Word by word and line by line, write out all of the records.

[Dataset entries]
BEGIN

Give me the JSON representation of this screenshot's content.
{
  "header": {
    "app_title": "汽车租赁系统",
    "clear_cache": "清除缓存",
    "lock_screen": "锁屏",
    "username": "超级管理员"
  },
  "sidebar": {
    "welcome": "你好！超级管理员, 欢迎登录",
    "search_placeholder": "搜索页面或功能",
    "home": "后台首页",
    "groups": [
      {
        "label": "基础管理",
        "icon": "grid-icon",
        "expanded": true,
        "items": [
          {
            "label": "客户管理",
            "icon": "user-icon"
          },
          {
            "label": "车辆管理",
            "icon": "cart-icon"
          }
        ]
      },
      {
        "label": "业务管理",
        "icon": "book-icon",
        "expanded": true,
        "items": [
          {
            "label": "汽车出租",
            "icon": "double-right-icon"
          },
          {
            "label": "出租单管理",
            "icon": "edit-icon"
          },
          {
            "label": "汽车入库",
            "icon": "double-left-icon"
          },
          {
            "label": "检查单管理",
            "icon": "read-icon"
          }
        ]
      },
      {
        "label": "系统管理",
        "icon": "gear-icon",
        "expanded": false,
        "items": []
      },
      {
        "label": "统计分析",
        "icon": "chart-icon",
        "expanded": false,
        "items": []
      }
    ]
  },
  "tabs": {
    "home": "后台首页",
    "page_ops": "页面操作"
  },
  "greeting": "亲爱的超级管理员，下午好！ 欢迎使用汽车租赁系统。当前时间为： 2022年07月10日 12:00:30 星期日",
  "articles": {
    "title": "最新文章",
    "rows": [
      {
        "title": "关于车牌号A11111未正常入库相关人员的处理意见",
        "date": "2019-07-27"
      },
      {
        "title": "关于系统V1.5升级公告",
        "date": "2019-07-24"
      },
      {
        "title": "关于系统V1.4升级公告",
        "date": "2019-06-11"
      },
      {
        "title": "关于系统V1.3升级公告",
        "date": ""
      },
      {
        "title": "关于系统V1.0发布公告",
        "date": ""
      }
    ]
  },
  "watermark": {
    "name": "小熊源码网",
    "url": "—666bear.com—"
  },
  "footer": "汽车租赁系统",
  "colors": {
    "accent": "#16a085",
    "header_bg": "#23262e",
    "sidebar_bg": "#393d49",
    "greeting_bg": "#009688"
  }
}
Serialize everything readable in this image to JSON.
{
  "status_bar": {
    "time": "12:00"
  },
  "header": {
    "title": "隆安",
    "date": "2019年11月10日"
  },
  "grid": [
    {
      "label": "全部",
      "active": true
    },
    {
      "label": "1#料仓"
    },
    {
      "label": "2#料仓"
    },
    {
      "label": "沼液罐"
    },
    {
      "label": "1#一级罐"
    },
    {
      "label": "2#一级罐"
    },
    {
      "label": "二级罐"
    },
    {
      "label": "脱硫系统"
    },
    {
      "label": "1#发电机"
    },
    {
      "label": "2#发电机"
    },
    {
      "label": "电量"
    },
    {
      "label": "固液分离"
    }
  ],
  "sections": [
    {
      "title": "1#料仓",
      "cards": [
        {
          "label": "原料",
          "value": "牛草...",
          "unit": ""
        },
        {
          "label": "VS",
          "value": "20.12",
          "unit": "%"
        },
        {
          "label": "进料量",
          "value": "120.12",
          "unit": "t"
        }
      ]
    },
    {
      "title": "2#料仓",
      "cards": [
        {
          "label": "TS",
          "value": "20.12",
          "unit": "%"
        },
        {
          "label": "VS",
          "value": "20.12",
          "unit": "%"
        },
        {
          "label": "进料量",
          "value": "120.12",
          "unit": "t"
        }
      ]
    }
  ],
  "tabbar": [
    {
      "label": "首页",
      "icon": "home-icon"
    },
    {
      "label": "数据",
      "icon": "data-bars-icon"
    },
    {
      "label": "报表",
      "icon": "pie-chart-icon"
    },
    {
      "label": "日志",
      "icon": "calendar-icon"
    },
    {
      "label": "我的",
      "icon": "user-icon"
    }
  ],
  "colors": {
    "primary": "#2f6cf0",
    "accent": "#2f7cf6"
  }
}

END

▶ RESPONSE:
Give me the JSON representation of this screenshot's content.
{
  "header": {
    "app_title": "汽车租赁系统",
    "clear_cache": "清除缓存",
    "lock_screen": "锁屏",
    "username": "超级管理员"
  },
  "sidebar": {
    "welcome": "你好！超级管理员, 欢迎登录",
    "search_placeholder": "搜索页面或功能",
    "home": "后台首页",
    "groups": [
      {
        "label": "基础管理",
        "icon": "grid-icon",
        "expanded": true,
        "items": [
          {
            "label": "客户管理",
            "icon": "user-icon"
          },
          {
            "label": "车辆管理",
            "icon": "cart-icon"
          }
        ]
      },
      {
        "label": "业务管理",
        "icon": "book-icon",
        "expanded": true,
        "items": [
          {
            "label": "汽车出租",
            "icon": "double-right-icon"
          },
          {
            "label": "出租单管理",
            "icon": "edit-icon"
          },
          {
            "label": "汽车入库",
            "icon": "double-left-icon"
          },
          {
            "label": "检查单管理",
            "icon": "read-icon"
          }
        ]
      },
      {
        "label": "系统管理",
        "icon": "gear-icon",
        "expanded": false,
        "items": []
      },
      {
        "label": "统计分析",
        "icon": "chart-icon",
        "expanded": false,
        "items": []
      }
    ]
  },
  "tabs": {
    "home": "后台首页",
    "page_ops": "页面操作"
  },
  "greeting": "亲爱的超级管理员，下午好！ 欢迎使用汽车租赁系统。当前时间为： 2022年07月10日 12:00:30 星期日",
  "articles": {
    "title": "最新文章",
    "rows": [
      {
        "title": "关于车牌号A11111未正常入库相关人员的处理意见",
        "date": "2019-07-27"
      },
      {
        "title": "关于系统V1.5升级公告",
        "date": "2019-07-24"
      },
      {
        "title": "关于系统V1.4升级公告",
        "date": "2019-06-11"
      },
      {
        "title": "关于系统V1.3升级公告",
        "date": ""
      },
      {
        "title": "关于系统V1.0发布公告",
        "date": ""
      }
    ]
  },
  "watermark": {
    "name": "小熊源码网",
    "url": "—666bear.com—"
  },
  "footer": "汽车租赁系统",
  "colors": {
    "accent": "#16a085",
    "header_bg": "#23262e",
    "sidebar_bg": "#393d49",
    "greeting_bg": "#009688"
  }
}
Serialize everything readable in this image to JSON.
{
  "status_bar": {
    "time": "12:00"
  },
  "header": {
    "title": "隆安",
    "date": "2019年11月10日"
  },
  "grid": [
    {
      "label": "全部",
      "active": true
    },
    {
      "label": "1#料仓"
    },
    {
      "label": "2#料仓"
    },
    {
      "label": "沼液罐"
    },
    {
      "label": "1#一级罐"
    },
    {
      "label": "2#一级罐"
    },
    {
      "label": "二级罐"
    },
    {
      "label": "脱硫系统"
    },
    {
      "label": "1#发电机"
    },
    {
      "label": "2#发电机"
    },
    {
      "label": "电量"
    },
    {
      "label": "固液分离"
    }
  ],
  "sections": [
    {
      "title": "1#料仓",
      "cards": [
        {
          "label": "原料",
          "value": "牛草...",
          "unit": ""
        },
        {
          "label": "VS",
          "value": "20.12",
          "unit": "%"
        },
        {
          "label": "进料量",
          "value": "120.12",
          "unit": "t"
        }
      ]
    },
    {
      "title": "2#料仓",
      "cards": [
        {
          "label": "TS",
          "value": "20.12",
          "unit": "%"
        },
        {
          "label": "VS",
          "value": "20.12",
          "unit": "%"
        },
        {
          "label": "进料量",
          "value": "120.12",
          "unit": "t"
        }
      ]
    }
  ],
  "tabbar": [
    {
      "label": "首页",
      "icon": "home-icon"
    },
    {
      "label": "数据",
      "icon": "data-bars-icon"
    },
    {
      "label": "报表",
      "icon": "pie-chart-icon"
    },
    {
      "label": "日志",
      "icon": "calendar-icon"
    },
    {
      "label": "我的",
      "icon": "user-icon"
    }
  ],
  "colors": {
    "primary": "#2f6cf0",
    "accent": "#2f7cf6"
  }
}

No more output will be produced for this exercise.